Photo by Jay Paul
VCU Exercise Physiology Research Lab director Lee Franco monitors graduate student Rachel Verghis
Bringing runners and running scientists together has always been Blaise Williams’ dream. And when he moved to Richmond from North Carolina in August 2013, the biomechanics specialist and physical therapist grabbed his opportunity to do just that.
An assistant professor at VCU, Williams launched the VCU Run Lab in January 2014 with three main goals: to contribute to running research, to serve the Richmond running community and to provide an educational lab for kinesiology students. This fall, the lab is teaming up with Lee Franco, director of VCU’s Exercise Physiology Research Laboratory, and the Shady Grove YMCA to study how different training programs can enhance runners’ performance and curtail injuries. “I wake up every day and [ask myself], ‘How can we keep people on the road and keep them healthy?’ ” Williams says. “And this study goes a long way to try to answer that.”
That’s where coach Dan Blankenship comes in. Widely known as “Coach Dan,” Blankenship serves on the YMCA Board of Directors and is a USA Track and Field certified level 1 and level 2 endurance coach, and a certified personal trainer. As head coach of the Shady Grove YMCA’s first half-marathon training team, which began training July 19 to prepare runners for this month’s American Family Fitness Half Marathan, connected with the Anthem Richmond Marathon, he helped encourage 38 of his 100 training-team members to join VCU Run Lab’s collaborative study.
“I wanted to do something different,” says Blankenship, who reached out to Williams on a running website. “Blaise [Williams] was looking for some runners, and we thought, ‘Well, let’s put a program together.’ ”
The study will compare runners in two training programs to see how hitting the ground with their feet less often affects performance and injuries. The study asks all participants to exercise five days a week. Half of the group trains in a traditional format, running all five days. The other 19 participants run just three days a week. On their other two active days, participants exercise with circuit training, cycling, swimming and other non-foot-striking workouts.

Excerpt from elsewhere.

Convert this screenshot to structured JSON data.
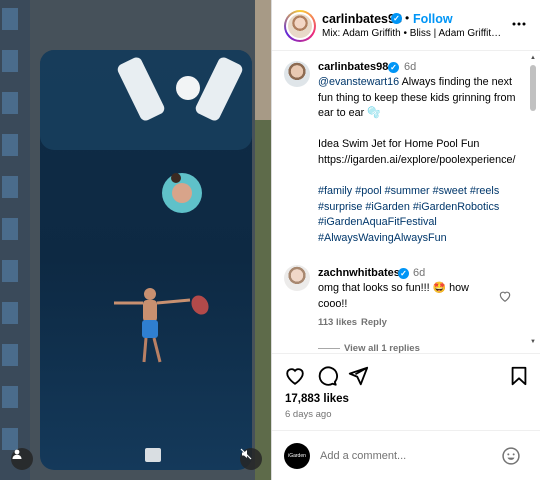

Trish Farrar, a first-time half-marathoner, is one of those running three days a week for the study, and heard about the program through Blankenship. “I think it’s awesome what Dan’s trying to do for the community from the fitness perspective,” she says. “And the fact that VCU Run Lab is participating and giving back to the community — I can’t say enough.”
Before beginning to train, study participants visited the VCU Run Lab for baseline testing, including a 1-mile run, a 3-D biomechanical gait analysis, a physical musculoskeletal assessment and a maximal oxygen consumption test. According to Williams, this is the most comprehensive testing of average runners that has ever been done. The prospective approach of the testing is also rare — meaning that few studies have been able to gather baseline running data and look at performance change over time, specifically over a training period.
Based on the collected data, each study participant received an individualized goal chart. Unlike most training programs that simply prescribe runs of increasing lengths, Williams and Blankenship added time goals for each training run. For those with a competitive personality like Farrar’s, these prediction times provided additional motivation. “It’s really exciting to have benchmarks to try to reach,” she says.
As the race approaches, study participants will return to the lab for another round of tests to measure their progress. Williams, Franco and a team of doctoral and undergraduate students will also analyze training and injury data from daily surveys and each runner’s new half-marathon time to determine which training methods enhance performance and minimize injuries.
Williams’ efforts to earn grants have made Richmond one of only a few places where state-of-the-art equipment like that in the Run Lab is available to the general public. “Just having this as a resource available to the runners of Richmond is a phenomenal thing,” he says.
Blankenship credits the Monument Avenue 10K, which he says has made running more accessible and more popular, for the surge in Richmond’s running population over the past decade. If it meets its goal, the VCU Run Lab should have some additional recommendations to enable more people — of all abilities — to run, and run more healthily.